# Exercise objective
From the entries below, copy out all lines holding "this".

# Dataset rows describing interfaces
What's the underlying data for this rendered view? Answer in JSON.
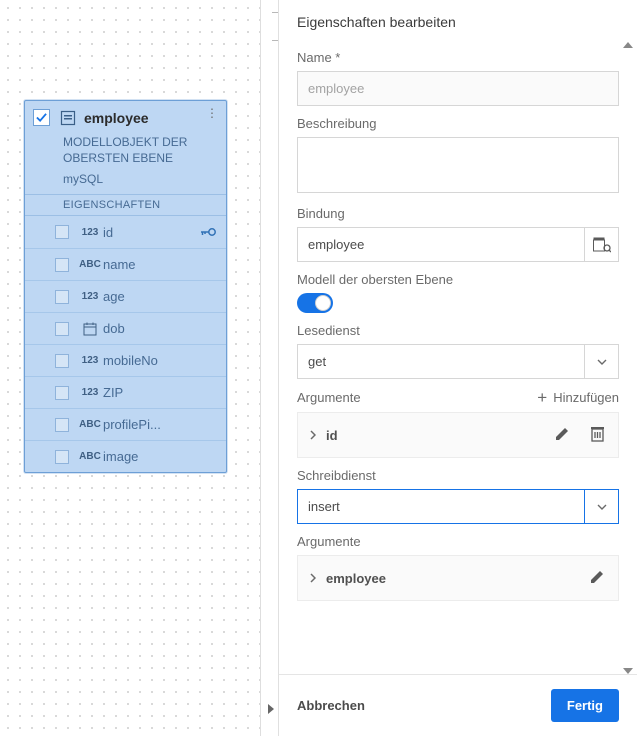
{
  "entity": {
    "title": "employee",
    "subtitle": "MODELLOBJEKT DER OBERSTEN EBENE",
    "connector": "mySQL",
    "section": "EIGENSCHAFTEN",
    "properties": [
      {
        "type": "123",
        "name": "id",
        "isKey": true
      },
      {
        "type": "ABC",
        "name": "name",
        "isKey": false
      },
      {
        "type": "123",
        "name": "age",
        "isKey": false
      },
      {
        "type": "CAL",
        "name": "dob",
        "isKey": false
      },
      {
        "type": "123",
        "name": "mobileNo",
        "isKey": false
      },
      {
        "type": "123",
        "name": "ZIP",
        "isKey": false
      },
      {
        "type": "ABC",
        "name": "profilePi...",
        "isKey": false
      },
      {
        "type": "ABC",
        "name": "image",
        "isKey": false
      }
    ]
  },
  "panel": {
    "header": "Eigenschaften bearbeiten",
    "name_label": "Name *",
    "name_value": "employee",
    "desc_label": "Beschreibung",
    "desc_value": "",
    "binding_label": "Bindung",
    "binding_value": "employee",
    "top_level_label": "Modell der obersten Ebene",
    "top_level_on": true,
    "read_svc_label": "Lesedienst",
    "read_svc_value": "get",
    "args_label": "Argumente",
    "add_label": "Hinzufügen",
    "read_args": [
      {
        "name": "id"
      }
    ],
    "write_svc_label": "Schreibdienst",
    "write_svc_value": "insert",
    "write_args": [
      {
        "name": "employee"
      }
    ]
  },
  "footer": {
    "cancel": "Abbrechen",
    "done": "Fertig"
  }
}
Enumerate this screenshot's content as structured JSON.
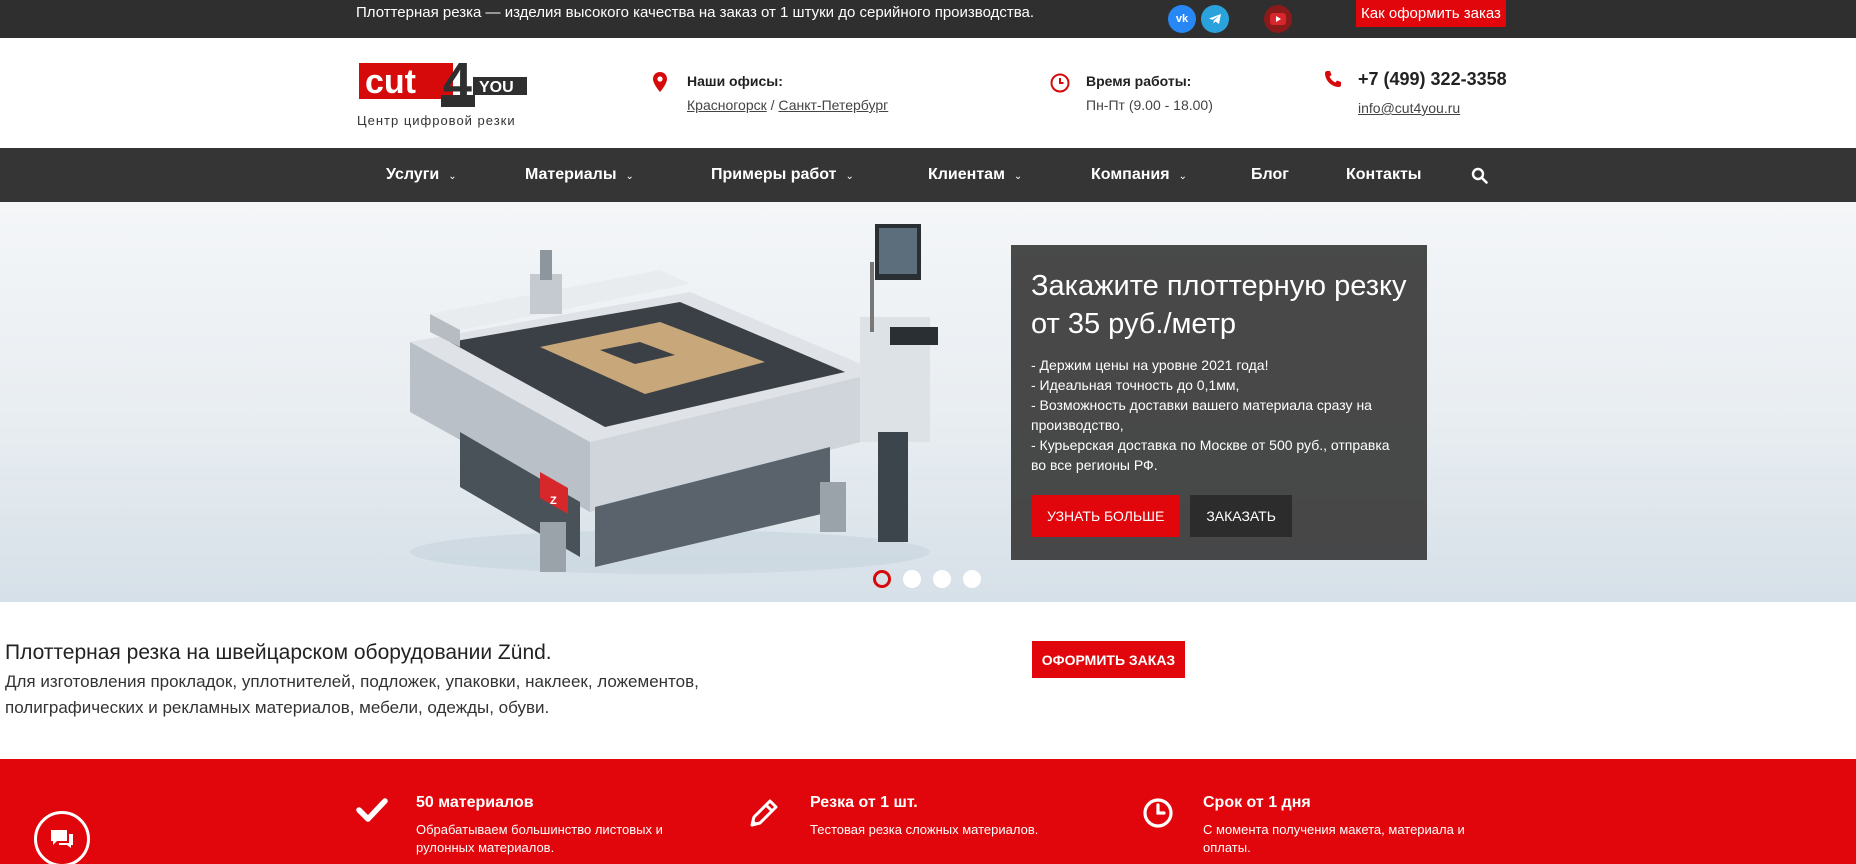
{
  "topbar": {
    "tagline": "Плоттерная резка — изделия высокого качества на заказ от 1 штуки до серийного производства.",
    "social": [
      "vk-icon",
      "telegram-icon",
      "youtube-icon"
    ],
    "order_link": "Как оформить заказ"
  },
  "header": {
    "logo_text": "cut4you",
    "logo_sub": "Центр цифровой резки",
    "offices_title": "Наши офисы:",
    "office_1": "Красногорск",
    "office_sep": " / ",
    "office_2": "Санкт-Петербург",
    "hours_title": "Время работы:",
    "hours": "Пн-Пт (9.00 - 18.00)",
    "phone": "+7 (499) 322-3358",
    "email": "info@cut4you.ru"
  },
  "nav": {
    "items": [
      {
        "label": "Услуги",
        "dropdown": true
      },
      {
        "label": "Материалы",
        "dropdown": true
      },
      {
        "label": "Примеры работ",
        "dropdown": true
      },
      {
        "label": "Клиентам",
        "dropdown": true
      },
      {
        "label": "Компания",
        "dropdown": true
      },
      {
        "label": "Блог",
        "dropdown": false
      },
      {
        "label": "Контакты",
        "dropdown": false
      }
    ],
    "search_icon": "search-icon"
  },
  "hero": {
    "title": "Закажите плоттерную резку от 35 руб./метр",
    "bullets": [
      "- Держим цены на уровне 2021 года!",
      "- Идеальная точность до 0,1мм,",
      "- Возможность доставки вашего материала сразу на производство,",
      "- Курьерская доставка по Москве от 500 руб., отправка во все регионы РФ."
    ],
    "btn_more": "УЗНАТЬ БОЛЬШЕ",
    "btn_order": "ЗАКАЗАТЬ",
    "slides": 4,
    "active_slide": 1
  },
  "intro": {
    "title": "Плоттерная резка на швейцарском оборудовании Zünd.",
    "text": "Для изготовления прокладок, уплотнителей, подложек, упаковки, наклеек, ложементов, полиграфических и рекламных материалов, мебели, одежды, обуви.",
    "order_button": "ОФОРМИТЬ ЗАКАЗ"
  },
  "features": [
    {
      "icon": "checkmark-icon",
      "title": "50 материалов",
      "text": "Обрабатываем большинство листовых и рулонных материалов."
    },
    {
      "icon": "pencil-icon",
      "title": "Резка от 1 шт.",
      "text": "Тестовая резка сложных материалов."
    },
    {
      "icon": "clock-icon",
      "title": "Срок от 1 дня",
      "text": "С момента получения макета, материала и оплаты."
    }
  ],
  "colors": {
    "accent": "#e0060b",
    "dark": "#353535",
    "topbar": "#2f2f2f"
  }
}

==

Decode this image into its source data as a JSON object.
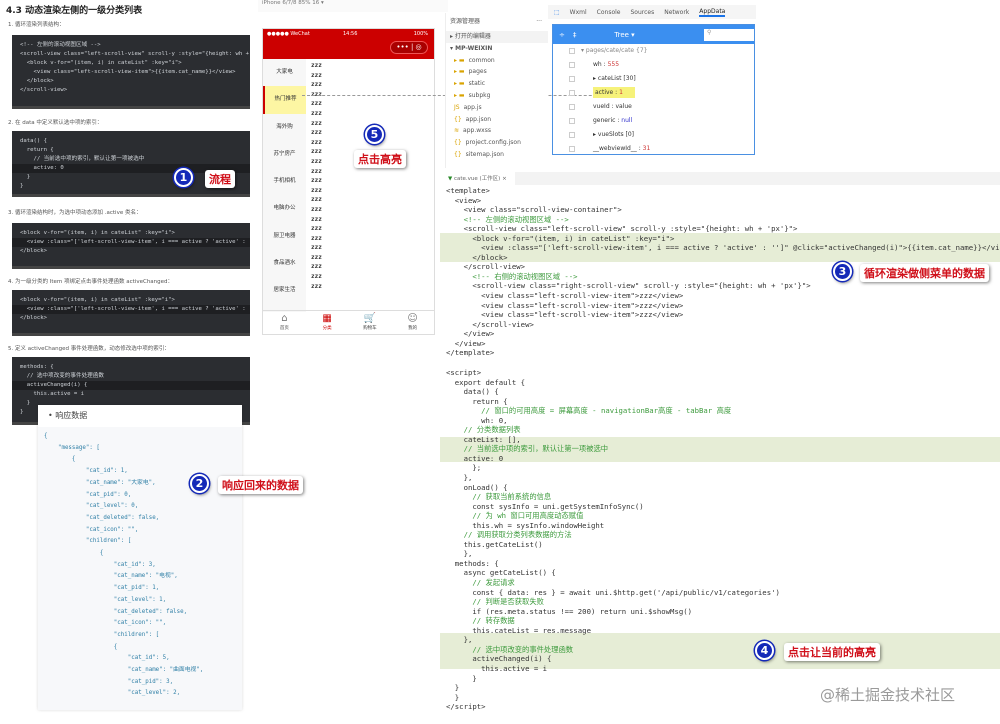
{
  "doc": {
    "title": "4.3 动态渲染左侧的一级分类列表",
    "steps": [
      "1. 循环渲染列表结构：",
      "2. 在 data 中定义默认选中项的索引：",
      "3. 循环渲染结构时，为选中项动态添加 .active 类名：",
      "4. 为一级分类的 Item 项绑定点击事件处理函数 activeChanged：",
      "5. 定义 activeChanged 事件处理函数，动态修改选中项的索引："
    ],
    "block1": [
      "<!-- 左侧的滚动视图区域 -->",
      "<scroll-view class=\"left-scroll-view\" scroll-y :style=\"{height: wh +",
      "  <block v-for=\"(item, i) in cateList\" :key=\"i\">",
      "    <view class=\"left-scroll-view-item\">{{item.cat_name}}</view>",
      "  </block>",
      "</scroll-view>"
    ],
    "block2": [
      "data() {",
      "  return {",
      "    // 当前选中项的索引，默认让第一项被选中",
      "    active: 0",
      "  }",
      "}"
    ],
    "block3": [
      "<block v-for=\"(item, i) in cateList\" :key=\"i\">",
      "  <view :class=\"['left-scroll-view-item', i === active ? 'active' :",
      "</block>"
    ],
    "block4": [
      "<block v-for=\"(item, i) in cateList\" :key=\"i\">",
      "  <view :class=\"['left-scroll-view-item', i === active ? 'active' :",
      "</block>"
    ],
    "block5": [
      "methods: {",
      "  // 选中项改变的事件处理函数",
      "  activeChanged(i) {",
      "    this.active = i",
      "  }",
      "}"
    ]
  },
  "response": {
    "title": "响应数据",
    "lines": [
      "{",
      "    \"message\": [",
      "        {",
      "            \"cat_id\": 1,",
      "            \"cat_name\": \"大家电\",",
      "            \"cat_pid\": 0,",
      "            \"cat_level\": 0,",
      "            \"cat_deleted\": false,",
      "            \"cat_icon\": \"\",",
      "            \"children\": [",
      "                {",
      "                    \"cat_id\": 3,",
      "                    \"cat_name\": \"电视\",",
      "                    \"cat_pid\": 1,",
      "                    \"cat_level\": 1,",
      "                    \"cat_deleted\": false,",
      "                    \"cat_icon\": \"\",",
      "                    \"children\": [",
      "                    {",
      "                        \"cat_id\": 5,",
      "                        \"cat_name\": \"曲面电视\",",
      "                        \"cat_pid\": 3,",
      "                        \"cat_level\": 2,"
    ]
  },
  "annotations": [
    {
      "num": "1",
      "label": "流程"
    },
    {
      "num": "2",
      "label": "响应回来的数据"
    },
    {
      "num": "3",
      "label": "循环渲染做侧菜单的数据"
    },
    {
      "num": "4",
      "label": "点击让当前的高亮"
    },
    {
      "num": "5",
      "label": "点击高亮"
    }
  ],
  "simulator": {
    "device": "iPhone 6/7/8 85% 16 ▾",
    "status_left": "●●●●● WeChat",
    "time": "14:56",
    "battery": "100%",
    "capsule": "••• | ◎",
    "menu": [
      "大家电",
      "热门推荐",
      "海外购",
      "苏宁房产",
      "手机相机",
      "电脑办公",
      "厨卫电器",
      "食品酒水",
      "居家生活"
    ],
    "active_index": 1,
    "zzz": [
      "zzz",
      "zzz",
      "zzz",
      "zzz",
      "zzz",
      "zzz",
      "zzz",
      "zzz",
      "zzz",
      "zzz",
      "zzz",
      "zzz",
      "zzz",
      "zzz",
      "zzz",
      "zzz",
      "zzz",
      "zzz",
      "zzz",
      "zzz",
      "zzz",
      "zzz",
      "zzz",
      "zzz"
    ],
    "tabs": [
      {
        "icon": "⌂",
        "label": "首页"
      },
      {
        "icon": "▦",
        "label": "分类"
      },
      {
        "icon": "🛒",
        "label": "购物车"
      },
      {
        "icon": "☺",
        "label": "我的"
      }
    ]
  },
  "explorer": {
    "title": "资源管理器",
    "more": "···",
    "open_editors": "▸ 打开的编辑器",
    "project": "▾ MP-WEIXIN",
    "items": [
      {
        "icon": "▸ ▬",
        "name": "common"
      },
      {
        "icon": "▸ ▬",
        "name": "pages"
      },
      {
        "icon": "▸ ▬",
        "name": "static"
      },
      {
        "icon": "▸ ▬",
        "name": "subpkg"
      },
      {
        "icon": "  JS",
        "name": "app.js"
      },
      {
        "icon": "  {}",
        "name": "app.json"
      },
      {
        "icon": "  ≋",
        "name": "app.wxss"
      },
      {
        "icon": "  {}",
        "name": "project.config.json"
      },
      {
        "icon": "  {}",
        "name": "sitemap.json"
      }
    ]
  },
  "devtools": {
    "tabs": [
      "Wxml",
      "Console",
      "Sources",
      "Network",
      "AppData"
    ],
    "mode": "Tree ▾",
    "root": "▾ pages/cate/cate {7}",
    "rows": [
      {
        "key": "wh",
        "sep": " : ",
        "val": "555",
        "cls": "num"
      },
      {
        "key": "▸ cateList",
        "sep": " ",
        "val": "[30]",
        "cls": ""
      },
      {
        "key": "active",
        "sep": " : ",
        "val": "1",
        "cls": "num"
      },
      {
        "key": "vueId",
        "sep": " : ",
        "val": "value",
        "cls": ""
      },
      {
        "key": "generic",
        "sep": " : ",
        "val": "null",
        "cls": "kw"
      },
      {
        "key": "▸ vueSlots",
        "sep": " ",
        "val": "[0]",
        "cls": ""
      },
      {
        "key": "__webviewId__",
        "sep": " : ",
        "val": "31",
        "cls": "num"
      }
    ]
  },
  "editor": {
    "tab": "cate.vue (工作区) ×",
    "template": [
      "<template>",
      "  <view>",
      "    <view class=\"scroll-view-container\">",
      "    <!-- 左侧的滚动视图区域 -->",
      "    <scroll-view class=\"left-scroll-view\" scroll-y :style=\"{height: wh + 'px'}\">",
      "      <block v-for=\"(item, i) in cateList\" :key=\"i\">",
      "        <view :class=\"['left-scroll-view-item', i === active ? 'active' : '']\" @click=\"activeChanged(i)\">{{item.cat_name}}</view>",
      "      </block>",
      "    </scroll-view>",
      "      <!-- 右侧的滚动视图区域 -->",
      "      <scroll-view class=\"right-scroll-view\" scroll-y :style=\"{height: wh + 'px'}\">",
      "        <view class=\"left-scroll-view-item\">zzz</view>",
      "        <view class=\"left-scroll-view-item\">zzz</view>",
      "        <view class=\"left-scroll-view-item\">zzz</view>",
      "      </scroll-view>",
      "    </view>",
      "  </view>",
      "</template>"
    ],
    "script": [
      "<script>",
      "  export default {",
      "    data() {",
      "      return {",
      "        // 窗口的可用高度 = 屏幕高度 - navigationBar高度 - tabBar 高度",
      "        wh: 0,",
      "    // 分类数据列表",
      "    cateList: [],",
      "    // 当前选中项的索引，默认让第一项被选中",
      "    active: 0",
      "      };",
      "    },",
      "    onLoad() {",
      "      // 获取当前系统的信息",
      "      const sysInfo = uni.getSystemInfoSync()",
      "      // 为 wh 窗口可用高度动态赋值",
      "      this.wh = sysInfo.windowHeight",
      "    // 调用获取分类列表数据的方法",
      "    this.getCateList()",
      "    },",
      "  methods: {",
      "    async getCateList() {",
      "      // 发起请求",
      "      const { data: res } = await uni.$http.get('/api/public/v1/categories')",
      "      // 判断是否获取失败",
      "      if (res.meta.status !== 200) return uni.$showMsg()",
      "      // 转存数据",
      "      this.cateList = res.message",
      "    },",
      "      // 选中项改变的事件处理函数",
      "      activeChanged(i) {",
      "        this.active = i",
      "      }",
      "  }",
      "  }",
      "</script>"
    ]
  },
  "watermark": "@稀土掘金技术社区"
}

# Answer box
What's the underlying data for this rendered view? Answer in JSON.
Enumerate this screenshot's content as structured JSON.
Decode this image into its source data as a JSON object.
      "    this.active = i",
      "      this.wh = sysInfo.windowHeight",
      "    this.getCateList()",
      "      this.cateList = res.message",
      "        this.active = i",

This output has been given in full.